2. Practice changing from chord to chord in the song. Think about how to make each change in the best way.
Remember that normally the left hand finger that stops the string for the lowest sounding fretted note in the chord needs to be put down first. This will mean putting fingers on the bass strings in a chord before fingers are put down on treble strings (or putting all fingers down at the same time).
For example, changing from Am to G: G has a finger on the sixth string, so that finger needs to go down first, followed by the finger on the fifth string before the finger on the first string is put down.
3. Practice strumming through the song according to the basic rhythm of the song given by the time signature. For example, you would strum 4 times in each full measure for a song in 4/4.
4. Keep track of any hard sections of the song where the chord changes are difficult. Isolate those sections and practice changing back and forth between the chords in those sections.
5. For chords that are hard to play, try simplifying in one or more of the following ways:
a. Ignore the bass note of the slash chords and play the basic chord. For example, play Am instead of Am/G or A instead of A/C#.
b. Try playing just the melody note for hard chords, especially if they do not last very long. For example, instead of playing an e°7/Bb chord that lasts for only one beat (or a shorter time) in a measure, you would play just the melody note of the chord.
c. For a series of fast chord changes, try playing one of more of the chords as a pinch chord by pinching your right hand thumb and three fingers (i-m-a) together in one smooth motion. The right thumb will sound the lowest bass string in the chord, and the three fingers play the treble strings.
6. When the chord changes become smoother, practice strumming the chords according to the actual rhythm of the melody. For example, a measure in a 4/4 song that has two quarter notes, a dotted quarter note, and an eighth note would be strummed with down strums on beats 1, 2, 3, and on the and of beat 4.
7. For chords that are played when a melody note lasts for more than one beat, try filling in after strumming or pinching the chord on beat 1. Quickly and repeatedly alternating the bass note with one of the notes on the treble strings is a good way to fill out such places in songs.

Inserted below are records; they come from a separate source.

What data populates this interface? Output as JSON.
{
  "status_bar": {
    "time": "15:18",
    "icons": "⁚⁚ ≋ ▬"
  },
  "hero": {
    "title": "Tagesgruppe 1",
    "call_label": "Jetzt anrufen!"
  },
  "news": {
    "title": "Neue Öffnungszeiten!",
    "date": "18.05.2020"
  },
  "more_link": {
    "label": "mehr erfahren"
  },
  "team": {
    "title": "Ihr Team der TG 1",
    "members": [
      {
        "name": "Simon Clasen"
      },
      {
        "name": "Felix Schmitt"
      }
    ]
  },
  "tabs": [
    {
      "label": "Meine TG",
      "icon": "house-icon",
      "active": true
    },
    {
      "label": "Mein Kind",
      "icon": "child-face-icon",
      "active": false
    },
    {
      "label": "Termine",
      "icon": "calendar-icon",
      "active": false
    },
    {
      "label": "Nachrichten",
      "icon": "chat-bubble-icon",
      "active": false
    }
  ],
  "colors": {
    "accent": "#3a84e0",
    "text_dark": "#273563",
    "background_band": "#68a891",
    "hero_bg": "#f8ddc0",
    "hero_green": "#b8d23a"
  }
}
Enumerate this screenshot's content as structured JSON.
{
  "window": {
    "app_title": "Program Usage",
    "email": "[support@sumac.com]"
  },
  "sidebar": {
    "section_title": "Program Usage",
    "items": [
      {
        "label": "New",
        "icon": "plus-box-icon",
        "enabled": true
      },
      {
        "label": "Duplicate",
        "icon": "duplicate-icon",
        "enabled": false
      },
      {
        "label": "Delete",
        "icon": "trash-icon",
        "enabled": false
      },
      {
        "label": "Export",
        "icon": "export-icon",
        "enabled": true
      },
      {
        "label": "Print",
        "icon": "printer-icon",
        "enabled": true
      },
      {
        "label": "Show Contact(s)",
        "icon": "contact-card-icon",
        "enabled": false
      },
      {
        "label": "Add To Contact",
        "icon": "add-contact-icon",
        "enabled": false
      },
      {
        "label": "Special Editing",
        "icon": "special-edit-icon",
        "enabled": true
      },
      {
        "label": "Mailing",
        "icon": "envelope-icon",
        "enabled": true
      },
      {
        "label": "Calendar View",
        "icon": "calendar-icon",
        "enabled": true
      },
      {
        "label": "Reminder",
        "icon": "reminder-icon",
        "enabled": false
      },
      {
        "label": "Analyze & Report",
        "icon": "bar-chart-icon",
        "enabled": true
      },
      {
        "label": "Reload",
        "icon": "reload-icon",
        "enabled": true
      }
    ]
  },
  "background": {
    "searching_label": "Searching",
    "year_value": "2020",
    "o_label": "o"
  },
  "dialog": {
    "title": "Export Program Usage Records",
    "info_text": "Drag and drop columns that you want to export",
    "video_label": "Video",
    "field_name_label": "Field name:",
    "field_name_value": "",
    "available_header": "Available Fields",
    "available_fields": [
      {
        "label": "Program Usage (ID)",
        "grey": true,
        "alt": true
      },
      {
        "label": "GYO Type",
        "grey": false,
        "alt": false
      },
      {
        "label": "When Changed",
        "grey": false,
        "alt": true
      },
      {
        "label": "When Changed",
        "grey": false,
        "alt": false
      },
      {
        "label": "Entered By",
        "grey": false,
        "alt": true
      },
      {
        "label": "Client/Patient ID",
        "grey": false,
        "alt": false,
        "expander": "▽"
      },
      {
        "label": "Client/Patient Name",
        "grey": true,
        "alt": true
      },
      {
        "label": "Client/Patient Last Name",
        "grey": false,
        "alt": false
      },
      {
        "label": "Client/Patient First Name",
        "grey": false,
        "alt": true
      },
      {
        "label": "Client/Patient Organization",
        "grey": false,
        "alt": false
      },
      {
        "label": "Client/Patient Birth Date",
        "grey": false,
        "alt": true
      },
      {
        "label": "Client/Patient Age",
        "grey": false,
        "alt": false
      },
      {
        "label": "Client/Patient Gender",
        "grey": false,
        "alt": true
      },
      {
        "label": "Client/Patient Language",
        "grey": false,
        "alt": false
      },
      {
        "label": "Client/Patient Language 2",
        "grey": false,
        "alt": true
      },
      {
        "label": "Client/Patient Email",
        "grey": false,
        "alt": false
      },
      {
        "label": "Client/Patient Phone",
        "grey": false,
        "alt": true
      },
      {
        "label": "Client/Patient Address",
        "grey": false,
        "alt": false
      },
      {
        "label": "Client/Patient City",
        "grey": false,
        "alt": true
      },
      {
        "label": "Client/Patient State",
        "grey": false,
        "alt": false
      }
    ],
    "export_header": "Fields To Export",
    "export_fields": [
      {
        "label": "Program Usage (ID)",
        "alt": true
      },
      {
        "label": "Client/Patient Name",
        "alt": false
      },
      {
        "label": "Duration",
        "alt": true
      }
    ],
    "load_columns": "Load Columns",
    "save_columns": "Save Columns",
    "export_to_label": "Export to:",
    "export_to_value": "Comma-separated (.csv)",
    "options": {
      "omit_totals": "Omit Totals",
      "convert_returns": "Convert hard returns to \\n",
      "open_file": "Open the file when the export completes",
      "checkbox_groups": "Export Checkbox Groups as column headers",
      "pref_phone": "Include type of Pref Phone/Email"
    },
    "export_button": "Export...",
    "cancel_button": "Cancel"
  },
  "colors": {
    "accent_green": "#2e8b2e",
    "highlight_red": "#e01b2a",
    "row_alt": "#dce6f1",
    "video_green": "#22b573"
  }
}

8. When you can strum through the song well according to the rhythm of the melody, work on picking through the song. Try different picking patterns to see what sounds best.
(This PDF provides more information, including examples with chord diagrams)